Steve Byrne, S.C. Electric & Gas Company’s chief operating officer, told investors during a recent conference call that four cracked welds were discovered in October when the plant was shut down for refueling.
“An extensive robotic inspection of the reactor vessel showed there was no leakage from these areas as a result of the condition of the welds,” he said. “We notified the Nuclear Regulatory Commission as required and developed a strategy to repair the welds.”
The strategy involves sealing the damaged welds to avoid further “water stress corrosion cracking,” the company told federal regulators in a 24-page action plan. Those repairs, once completed, would allow the unit to operate another 40 years.
The reactor at the Summer plant, about 80 miles northeast of Augusta, is similar in age and design to Plant Vogtle’s two units in Burke County, Ga., although no cracks or related flaws have been discovered at the Georgia site.

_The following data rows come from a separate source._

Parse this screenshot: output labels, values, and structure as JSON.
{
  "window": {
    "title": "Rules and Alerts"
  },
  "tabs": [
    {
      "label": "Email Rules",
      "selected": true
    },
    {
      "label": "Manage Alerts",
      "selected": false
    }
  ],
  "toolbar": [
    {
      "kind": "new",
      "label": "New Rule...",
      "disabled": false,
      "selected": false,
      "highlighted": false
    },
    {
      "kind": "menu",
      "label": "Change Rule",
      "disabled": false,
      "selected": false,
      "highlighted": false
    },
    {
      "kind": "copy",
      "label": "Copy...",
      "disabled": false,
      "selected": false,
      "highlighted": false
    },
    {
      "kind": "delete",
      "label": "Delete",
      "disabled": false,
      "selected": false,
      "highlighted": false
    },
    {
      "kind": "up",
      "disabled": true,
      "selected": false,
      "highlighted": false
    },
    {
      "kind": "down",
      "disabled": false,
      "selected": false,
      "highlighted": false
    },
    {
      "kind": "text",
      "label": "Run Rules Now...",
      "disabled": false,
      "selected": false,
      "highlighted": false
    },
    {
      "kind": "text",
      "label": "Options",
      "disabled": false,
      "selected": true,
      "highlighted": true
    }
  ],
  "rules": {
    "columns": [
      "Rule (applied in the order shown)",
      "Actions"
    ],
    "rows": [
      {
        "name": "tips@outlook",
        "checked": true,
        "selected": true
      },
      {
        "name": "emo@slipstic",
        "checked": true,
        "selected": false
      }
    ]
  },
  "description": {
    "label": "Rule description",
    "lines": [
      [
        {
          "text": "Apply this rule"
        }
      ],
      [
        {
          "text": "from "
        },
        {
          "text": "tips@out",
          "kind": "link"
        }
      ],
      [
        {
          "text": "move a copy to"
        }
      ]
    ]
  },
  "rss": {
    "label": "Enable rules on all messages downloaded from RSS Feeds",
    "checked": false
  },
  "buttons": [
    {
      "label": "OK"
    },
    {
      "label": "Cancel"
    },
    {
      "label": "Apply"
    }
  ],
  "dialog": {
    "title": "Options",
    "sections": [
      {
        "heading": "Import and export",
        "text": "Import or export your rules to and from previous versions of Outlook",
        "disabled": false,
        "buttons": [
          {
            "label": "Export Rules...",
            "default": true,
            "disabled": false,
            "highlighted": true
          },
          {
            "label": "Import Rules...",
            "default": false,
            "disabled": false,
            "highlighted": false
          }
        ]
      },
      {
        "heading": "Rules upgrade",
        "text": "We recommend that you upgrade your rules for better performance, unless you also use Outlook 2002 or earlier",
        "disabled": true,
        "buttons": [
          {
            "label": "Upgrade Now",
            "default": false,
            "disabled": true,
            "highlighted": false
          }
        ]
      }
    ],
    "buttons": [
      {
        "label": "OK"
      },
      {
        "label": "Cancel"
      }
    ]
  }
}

“The Vogtle reactors are inspected regularly, as required by the industry,” said Southern Nuclear spokeswoman Michelle Tims.
Unit 1 was most recently examined in September, with no issues found, she said, and Unit 2 – last inspected in 2011 – will be examined again in 2013, she said.
“Differences in design, operating temperatures, manufacturing techniques and plant chemistry can impact the sensitivity of the reactor vessel head for the formation of cracks,” she said. “Southern Nuclear carefully considers these factors at all reactors.”
Although the cracks at the Summer unit were discovered before they could become a safety hazard, the situation illustrates the sort of problems facing an aging fleet of U.S. nuclear plants, said Tom Clements of the Alliance for Nuclear Accountability.
“Summer was licensed in 1982 and Vogtle in 1987 and 1989,” he said. “The age of the Vogtle units necessitates an aggressive aging management program, including thorough inspection of the reactor vessel, especially at penetrations which have welds, for cracking and flaws.”
Both Vogtle and Summer are also sites where nuclear reactors are under construction – the first to be authorized and built in the U.S. in a generation.